- Requirement:
Count how many lines below include the string "JSON", and give that number without anything else.

▬▬▬

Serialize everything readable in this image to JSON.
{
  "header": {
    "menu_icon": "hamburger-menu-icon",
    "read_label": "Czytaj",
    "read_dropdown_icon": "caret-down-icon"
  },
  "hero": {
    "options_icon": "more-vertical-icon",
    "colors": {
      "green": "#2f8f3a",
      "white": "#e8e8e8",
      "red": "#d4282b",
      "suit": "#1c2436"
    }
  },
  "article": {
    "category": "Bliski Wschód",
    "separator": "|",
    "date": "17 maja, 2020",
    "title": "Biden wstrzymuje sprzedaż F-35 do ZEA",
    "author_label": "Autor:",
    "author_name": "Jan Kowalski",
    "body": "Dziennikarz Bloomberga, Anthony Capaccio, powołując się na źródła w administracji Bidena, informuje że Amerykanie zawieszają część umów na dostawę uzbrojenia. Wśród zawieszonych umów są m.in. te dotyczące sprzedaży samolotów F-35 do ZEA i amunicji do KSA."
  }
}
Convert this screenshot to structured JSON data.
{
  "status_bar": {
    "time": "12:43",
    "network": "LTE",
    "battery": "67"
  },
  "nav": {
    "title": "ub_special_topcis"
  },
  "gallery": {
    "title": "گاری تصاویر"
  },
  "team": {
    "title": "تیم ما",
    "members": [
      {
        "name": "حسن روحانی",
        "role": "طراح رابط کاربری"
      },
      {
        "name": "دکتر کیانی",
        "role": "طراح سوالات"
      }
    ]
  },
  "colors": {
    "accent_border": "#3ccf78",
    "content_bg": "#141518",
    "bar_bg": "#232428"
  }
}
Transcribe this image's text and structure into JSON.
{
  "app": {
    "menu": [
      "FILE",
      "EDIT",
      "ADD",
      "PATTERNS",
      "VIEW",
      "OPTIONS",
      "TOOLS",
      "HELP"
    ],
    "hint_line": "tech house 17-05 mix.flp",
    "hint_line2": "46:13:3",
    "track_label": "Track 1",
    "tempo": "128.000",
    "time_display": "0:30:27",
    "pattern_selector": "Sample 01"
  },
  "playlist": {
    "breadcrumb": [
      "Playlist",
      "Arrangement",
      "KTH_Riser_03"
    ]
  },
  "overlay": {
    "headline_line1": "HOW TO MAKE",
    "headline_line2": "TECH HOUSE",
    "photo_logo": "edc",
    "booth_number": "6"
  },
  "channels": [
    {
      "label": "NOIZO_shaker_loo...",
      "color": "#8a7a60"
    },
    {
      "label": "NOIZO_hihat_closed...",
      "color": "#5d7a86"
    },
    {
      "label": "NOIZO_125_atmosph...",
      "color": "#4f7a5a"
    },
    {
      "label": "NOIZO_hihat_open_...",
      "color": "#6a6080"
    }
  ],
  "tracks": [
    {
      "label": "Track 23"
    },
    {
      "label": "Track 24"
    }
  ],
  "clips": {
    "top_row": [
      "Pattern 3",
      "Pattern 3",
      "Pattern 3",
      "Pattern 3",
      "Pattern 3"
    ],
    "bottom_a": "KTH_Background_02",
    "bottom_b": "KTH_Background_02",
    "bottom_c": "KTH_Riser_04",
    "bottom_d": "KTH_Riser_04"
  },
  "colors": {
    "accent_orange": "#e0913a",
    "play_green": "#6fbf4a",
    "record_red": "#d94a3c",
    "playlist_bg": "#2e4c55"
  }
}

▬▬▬

- Exercise result:
3